The reason for requiring two or more pilots is not because of scenarios like this one. Commercial flying has always been a team effort. And the main reason for having two pilots is because the business of flying a plane is difficult and often complicated. Contrary to what everybody seems to think, planes do not “fly themselves,” and even a two-pilot cockpit often becomes a surprisingly busy place.
The movies make flying look easy at times. Autopilot is used much of the time. But there are two instances where you want professionals: takeoff and especially landing.
The pilot continues,
For the copilot in Syracuse, I can imagine it was a bit disorienting to have found himself alone at the controls. Putting aside the trauma of the person sitting next to you suddenly dying, there’s a familiar choreography to a normal, two-pilot operation, and the absence of the captain would have thrown off this choreography and substantially increased the copilot’s workload. In some past cases of pilot death or incapacitation are, the remaining pilot might ask for assistance from an off-duty colleague in the cabin, or even from a flight attendant.
While not a necessity, it’s a good idea to have a second person on hand to help with radio communications, the reading of checklists, or the manipulation of certain switches or controls (deploying the landing gear, setting flaps, etc.). However, while the workload might be higher and the routines out of synch, the tasks themselves, including the landing, are nothing the average copilot hasn’t executed thousands of times in the course of a career.
Apparently landing a plane isn’t as easy as pilots (and co-pilots) make it seem.
That pilot goes on to discuss other inflight deaths. Again he highlights that co-pilots are indeed pilots:
Reportage on this latest incident isn’t quite as bad as it was in 2013, after the 63 year-old captain of a United Airlines flight suffered a heart attack en route to Seattle. One prominent media outlet urged calm, reminding readers that copilots, like captains, are in fact “trained pilots.” You don’t say?

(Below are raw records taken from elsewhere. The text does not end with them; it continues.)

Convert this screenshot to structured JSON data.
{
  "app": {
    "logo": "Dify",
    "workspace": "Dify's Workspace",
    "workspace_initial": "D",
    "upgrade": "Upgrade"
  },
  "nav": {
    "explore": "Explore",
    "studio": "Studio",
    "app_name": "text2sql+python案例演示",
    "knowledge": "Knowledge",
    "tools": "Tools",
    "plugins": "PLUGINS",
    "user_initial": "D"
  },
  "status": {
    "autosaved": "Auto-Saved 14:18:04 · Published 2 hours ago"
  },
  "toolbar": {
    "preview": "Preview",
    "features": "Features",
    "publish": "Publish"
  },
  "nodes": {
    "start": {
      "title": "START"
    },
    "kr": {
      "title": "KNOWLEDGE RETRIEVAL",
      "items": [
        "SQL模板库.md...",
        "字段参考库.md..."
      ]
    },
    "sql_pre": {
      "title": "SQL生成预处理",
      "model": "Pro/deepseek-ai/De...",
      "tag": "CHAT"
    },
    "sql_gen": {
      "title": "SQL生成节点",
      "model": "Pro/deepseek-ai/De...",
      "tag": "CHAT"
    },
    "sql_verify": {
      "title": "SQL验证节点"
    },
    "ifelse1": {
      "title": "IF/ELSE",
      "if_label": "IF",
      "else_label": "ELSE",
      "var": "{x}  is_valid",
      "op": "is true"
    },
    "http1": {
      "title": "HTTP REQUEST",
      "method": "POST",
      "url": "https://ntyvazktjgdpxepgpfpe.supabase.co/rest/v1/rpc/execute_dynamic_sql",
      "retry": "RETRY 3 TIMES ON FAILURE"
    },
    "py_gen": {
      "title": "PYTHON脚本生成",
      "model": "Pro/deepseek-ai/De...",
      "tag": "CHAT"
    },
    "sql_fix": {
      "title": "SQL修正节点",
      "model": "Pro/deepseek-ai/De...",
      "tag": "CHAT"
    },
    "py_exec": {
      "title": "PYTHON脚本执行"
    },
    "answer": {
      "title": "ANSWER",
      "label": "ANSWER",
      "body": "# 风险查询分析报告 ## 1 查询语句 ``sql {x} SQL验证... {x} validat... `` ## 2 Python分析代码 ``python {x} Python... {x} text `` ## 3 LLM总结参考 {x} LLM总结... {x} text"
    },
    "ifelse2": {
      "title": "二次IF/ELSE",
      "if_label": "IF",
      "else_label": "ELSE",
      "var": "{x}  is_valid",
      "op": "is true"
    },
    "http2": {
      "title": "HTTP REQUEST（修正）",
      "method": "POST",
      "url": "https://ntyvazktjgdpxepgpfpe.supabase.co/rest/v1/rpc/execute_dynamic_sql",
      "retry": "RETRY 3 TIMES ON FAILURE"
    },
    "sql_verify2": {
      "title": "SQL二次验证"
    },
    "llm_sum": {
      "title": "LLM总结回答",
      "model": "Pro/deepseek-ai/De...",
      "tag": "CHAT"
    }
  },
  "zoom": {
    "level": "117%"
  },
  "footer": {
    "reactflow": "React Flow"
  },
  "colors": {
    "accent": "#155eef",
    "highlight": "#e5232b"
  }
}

In 2009, the captain of a Continental Airlines 777 died during a flight from Brussels to Newark. Because it was long-haul oceanic crossing in which the crew works in shifts, that flight was carrying three pilots — a captain and two first officers. When the plane touched down at Newark, there were two fully rated pilots at the controls — exactly as there would be normally. The mayor of Newark referred to them as a “heroes.”
While pilots dying inflight are rare, these deaths do happen. And the question now will be how many more will die due to the mandated vaccines.
With many people in critical jobs now mandated to get the shot, their potential deaths fall squarely on the shoulders of the feeble demented usurper, aka Joe Biden. I just wonder if he’s man enough to accept responsibility.